Note This series initially appeared on my previous blog and I’m just porting it over to here with small stylistic changes.

This post will share some configurations I did to setup emacs for linux kernel coding. Some minor context, the following emacs setup came as a result of my Operating Systems class fall 2014. Note, a lot of what I will go over is due to the great tutorials and walkthroughs made by the emacs community, especially by Tuhdo’s great post.

The tools

Since our homeworks were assigned on a Debian VM, the natural beginning tool was emacs + tramp.

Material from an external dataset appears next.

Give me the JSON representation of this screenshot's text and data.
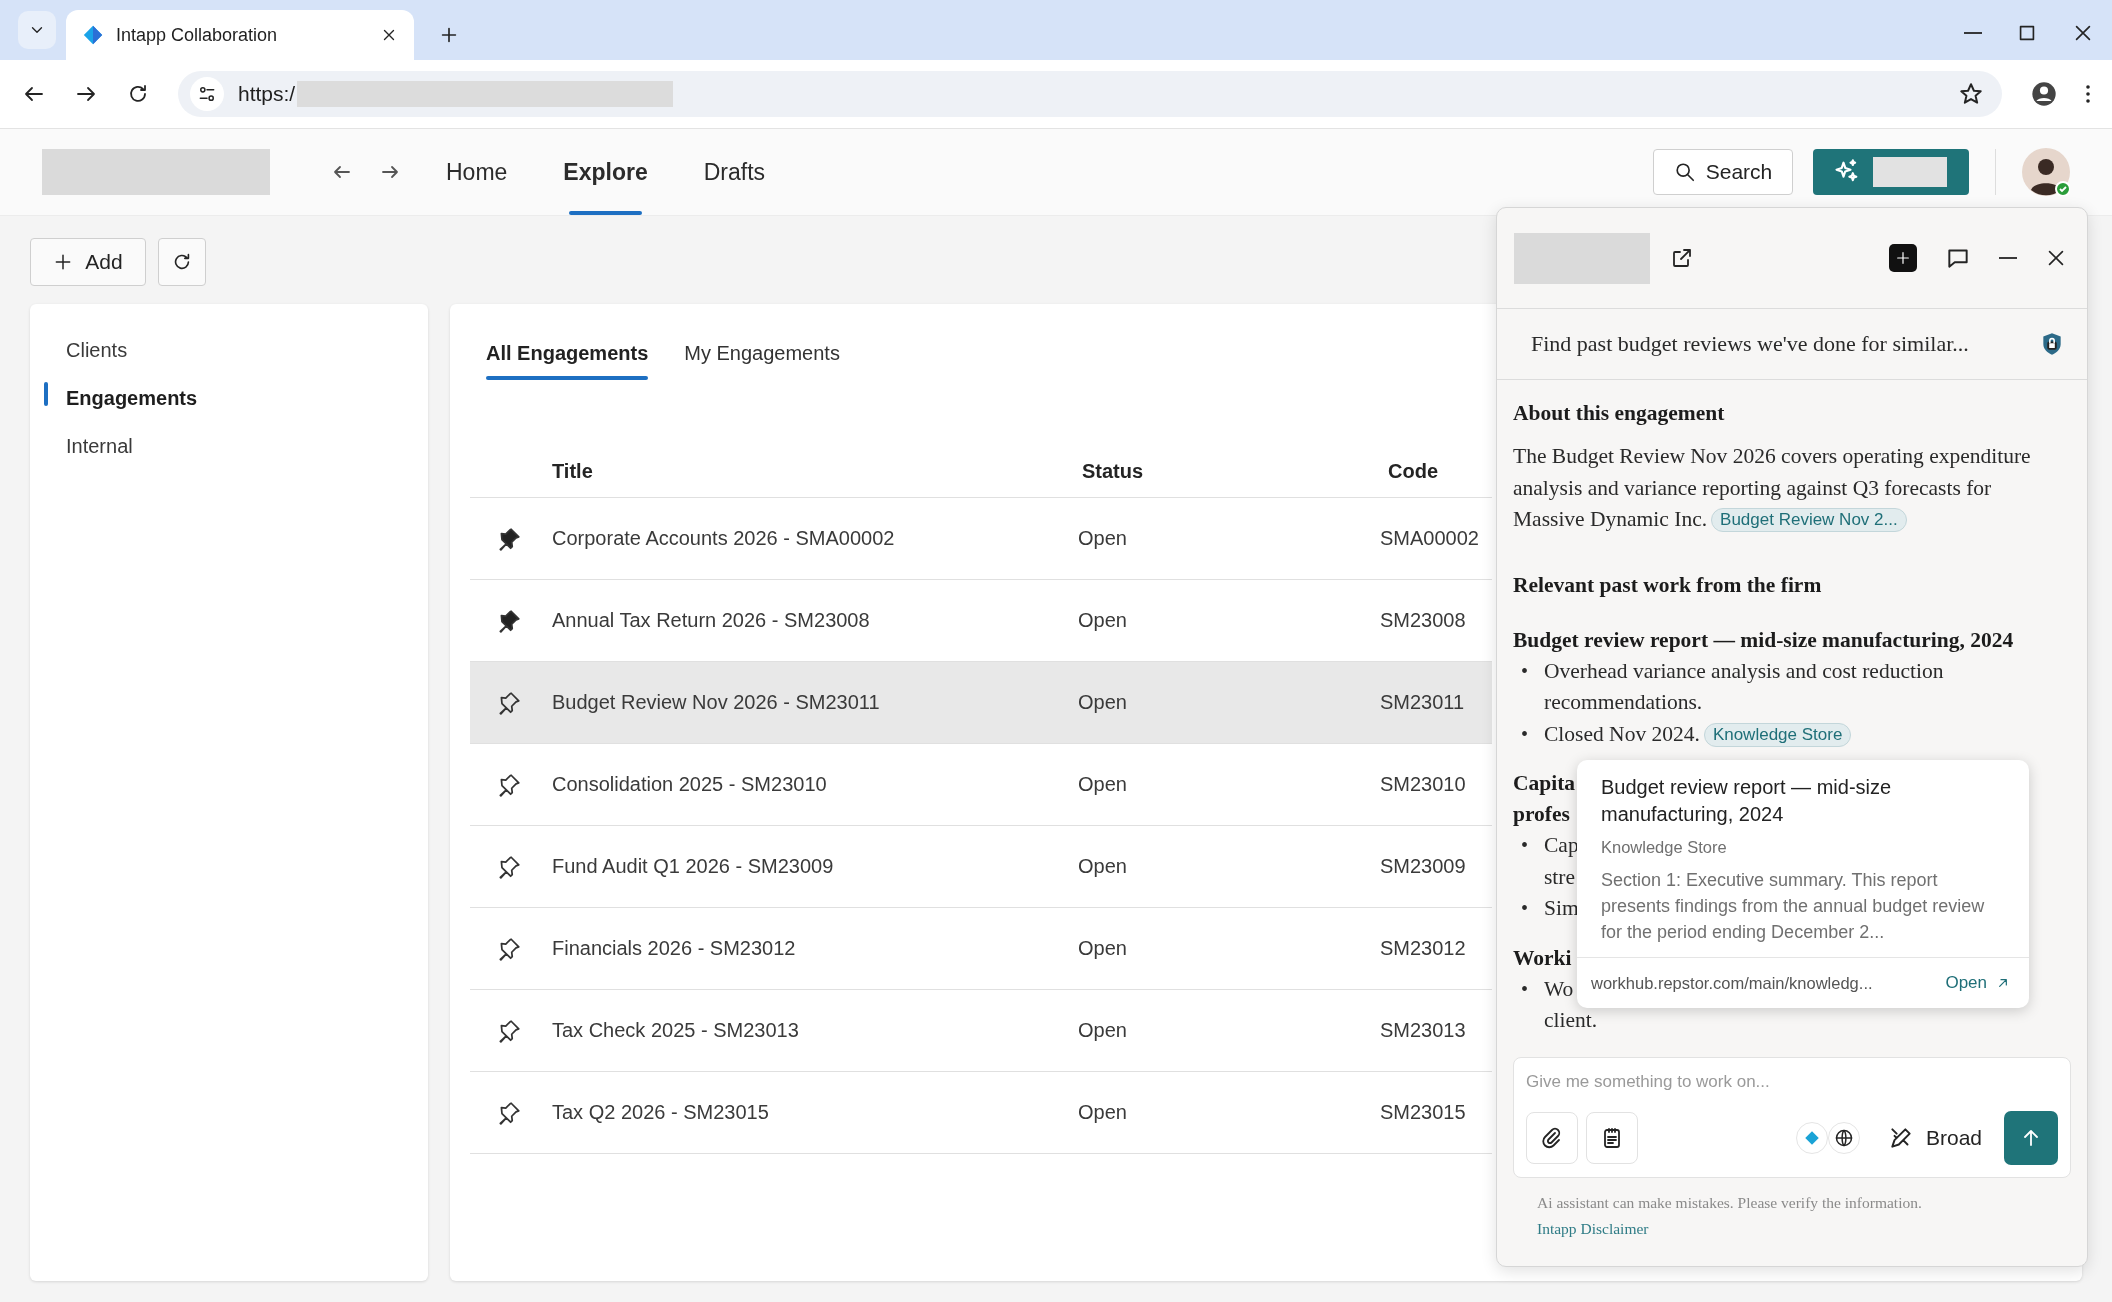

One thing early annoyance was tramp constantly asking for passwords, so I put this in my init.el

(setq password-cache-expiry nil)

and that took care of that. The next was CEDET/semantic, this one took quite a bit of effort…


Emacs comes with CEDET, a suite of mainly C, C-like languages utlities, the most useful of which is semantic. Semantic provides autocomplete that makes emacs provide IDE like code completion. Initially, I tried to make the builtin CEDET work, but no matter all my efforts, it just wouldn’t work right. So I proceeded to get the source for CEDET and installed it, was really easy. After getting CEDET install, I added this to my init.el.

(load-file "~/.emacs.d/cedet/cedet-devel-load.elc")
(require 'semantic/senator)
(require 'semantic/ia)
(require 'semantic/analyze/refs)
(require 'semantic/analyze/complete)
(require 'semantic/bovine/gcc)
(require 'semantic/mru-bookmark)
(require 'semantic)
(global-semantic-idle-scheduler-mode 1)
(global-semantic-decoration-mode 1)
(global-semantic-idle-summary-mode 1)
(global-semantic-stickyfunc-mode 1)
(global-semantic-idle-local-symbol-highlight-mode 1)
(global-semantic-mru-bookmark-mode 1)
(global-semanticdb-minor-mode 1)
(global-cedet-m3-minor-mode 1)
(semanticdb-enable-gnu-global-databases 'c-mode t)
(global-semantic-show-unmatched-syntax-mode t)

I also used company-mode as the front end for semantic, you’ll need to edit the variable company-backends and have the list include the symbol company-semantic. Next came the biggest issue, semantic was having problems finding the #include because Linux’s source code headers are of the form #include <header.h>, which makes semantic search in system headers and that is just all wrong for when you’re coding Linux. The original solution I found was to use EDE, but EDE is just too damn confusing to work plus and doesn’t seem to give much bang for buck. Instead I went with a kludge, but like all good kludges, it works. I defined this function:

(defun os-s ()
  "Only way to get semantic to play nicely with desired files,
   very strange, *remember* to add the trailing slash for directories."
  (setq company-c-headers-path-system '("/ssh:os:/home/w4118/hmwk6-prog/flo-kernel/arch/arm/i
  (setq company-c-headers-path-user '(" /ssh:os:/home/w4118/hmwk6-prog/flo-kernel/include/"))
  (setq semantic-dependency-include-path '("/ssh:os:/home/w4118/hmwk6-prog/flo-kernel/kernel/
  (semantic-add-system-include "/ssh:os:/home/w4118/hmwk6-prog/flo-kernel/arch/arm/include/")
  (semantic-add-system-include "/ssh:os:/home/w4118/hmwk6-prog/flo-kernel/include/")
  (setq-default semantic-symref-tool 'global)
  ;;For tramp mainly 
  ;; (setq default-directory "/ssh:os:")
  ;;Doesn't seem to work since this is a function defined in the shell? 
  ;; (local-set-key (kbd "M-z") '(lambda () 
  ;;                            (shell-command "b")))
  (mapc (lambda (item)
          (add-to-list 'tramp-remote-path item))
  (setq compile-command (concat
                         "make -j8 ARCH=arm CROSS_COMPILE=/home/w4118/utils/arm-eabi-4.6/bin/
                         " -C /home/w4118/hmwk6-prog/flo-kernel")))

Basically I wipe away the values that might be defined for semantic and impose the ones of interest to me. I call this function via another function that I use as a helper, it mainly opens a file in the VM and calls os-s. You’ll notice some commented out code, the first was some time wasted with tramp and the second was trying to use an alias in the remote shell, hint: it didn’t work.

That’s it for this post. Part Two relates to gnu global/helm.